Mazola Extra Virgin Olive Oil: Three of three samples failed.

Rachael Ray Extra Tasty Extra Virgin Olive Oil: Two of three samples failed.

Kirkland Organic Extra Virgin Olive Oil: All samples passed.

Great Value 100 percent Extra Virgin Olive Oil: One of three samples failed.

Safeway Select Extra Virgin Olive Oil: Two of three samples failed.

365 Everyday Value 100 percent Italian Extra Virgin Olive Oil: Two of three samples failed.


Corto Olive Extra Virgin Olive Oil: All samples passed.

California Olive Ranch Extra Virgin Olive Oil: All samples passed.

McEvoy Ranch Organic Extra Virgin Olive Oil: All samples passed.

Bariani Olive Oil Extra Virgin Olive Oil: One of two samples failed.
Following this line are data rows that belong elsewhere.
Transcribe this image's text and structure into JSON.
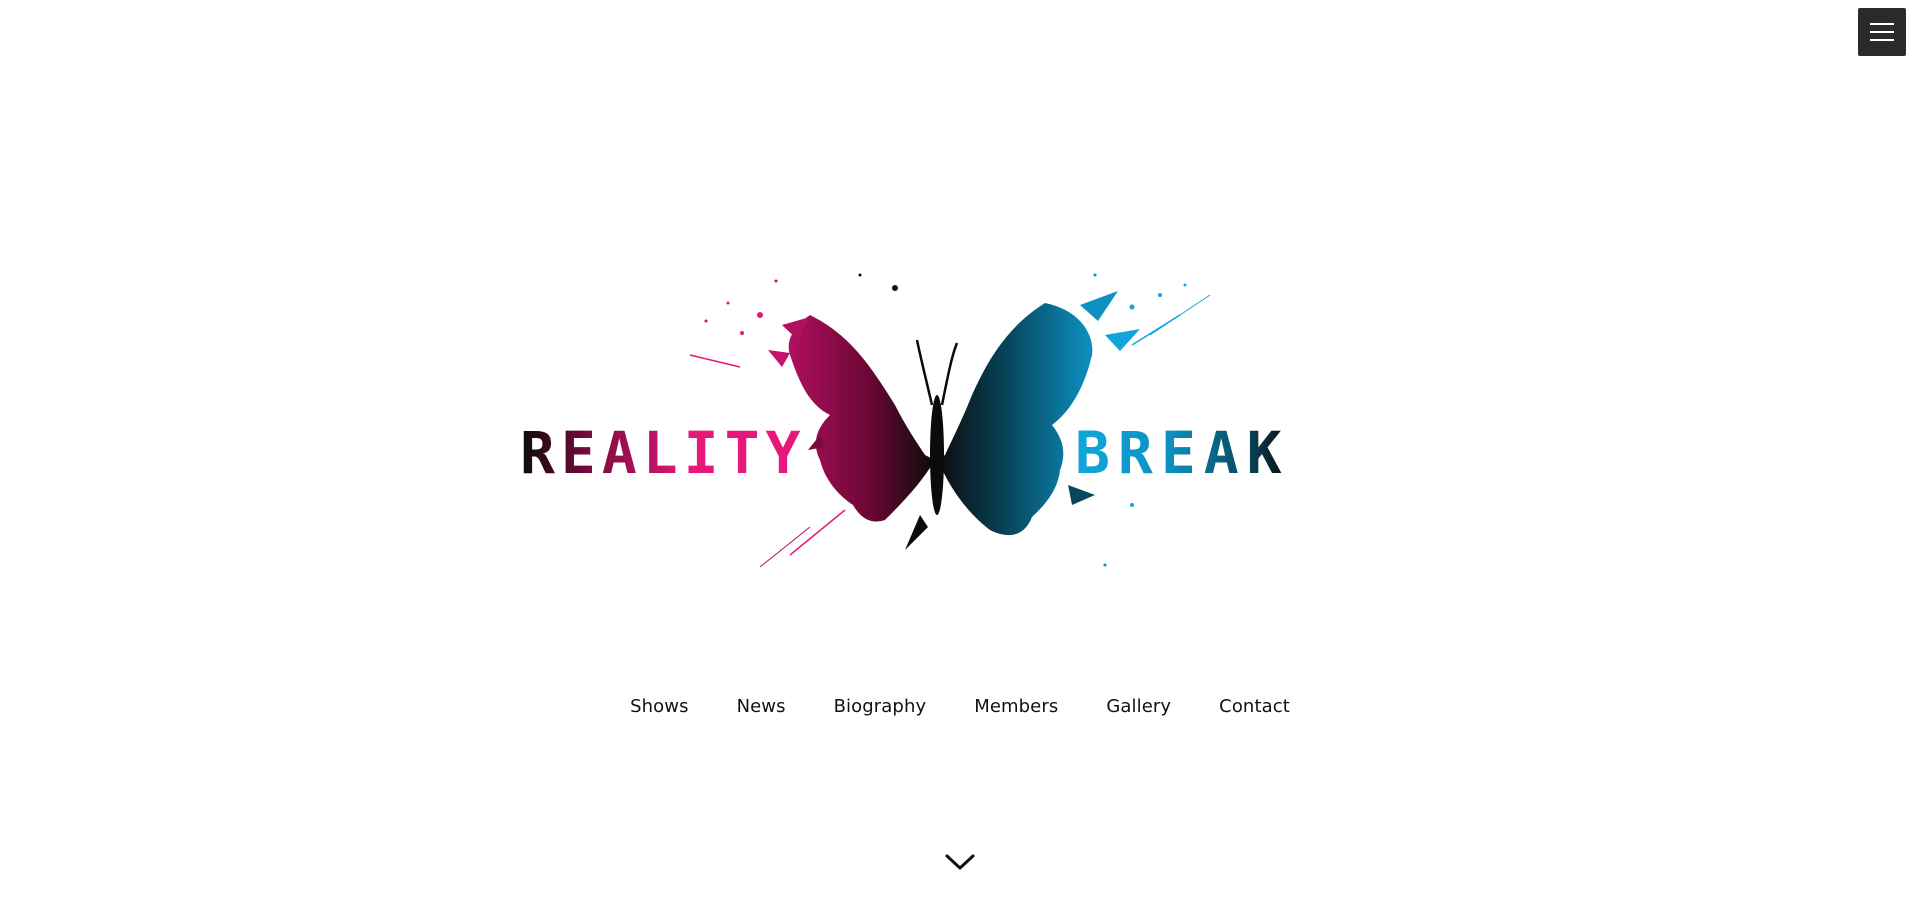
{
  "header": {
    "menu_icon": "hamburger-menu-icon",
    "menu_button_color": "#2a2a2a"
  },
  "logo": {
    "text_left": "REALITY",
    "text_right": "BREAK",
    "butterfly_icon": "butterfly-splash-icon",
    "colors": {
      "magenta": "#e6197a",
      "dark_magenta": "#7a0a3e",
      "cyan": "#10a6dc",
      "dark_cyan": "#07465c",
      "black": "#0b0b0b"
    }
  },
  "nav": {
    "items": [
      {
        "label": "Shows"
      },
      {
        "label": "News"
      },
      {
        "label": "Biography"
      },
      {
        "label": "Members"
      },
      {
        "label": "Gallery"
      },
      {
        "label": "Contact"
      }
    ]
  },
  "scroll": {
    "icon": "chevron-down-icon"
  }
}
Lucero (Ascolano) Extra Virgin Olive Oil: All samples passed.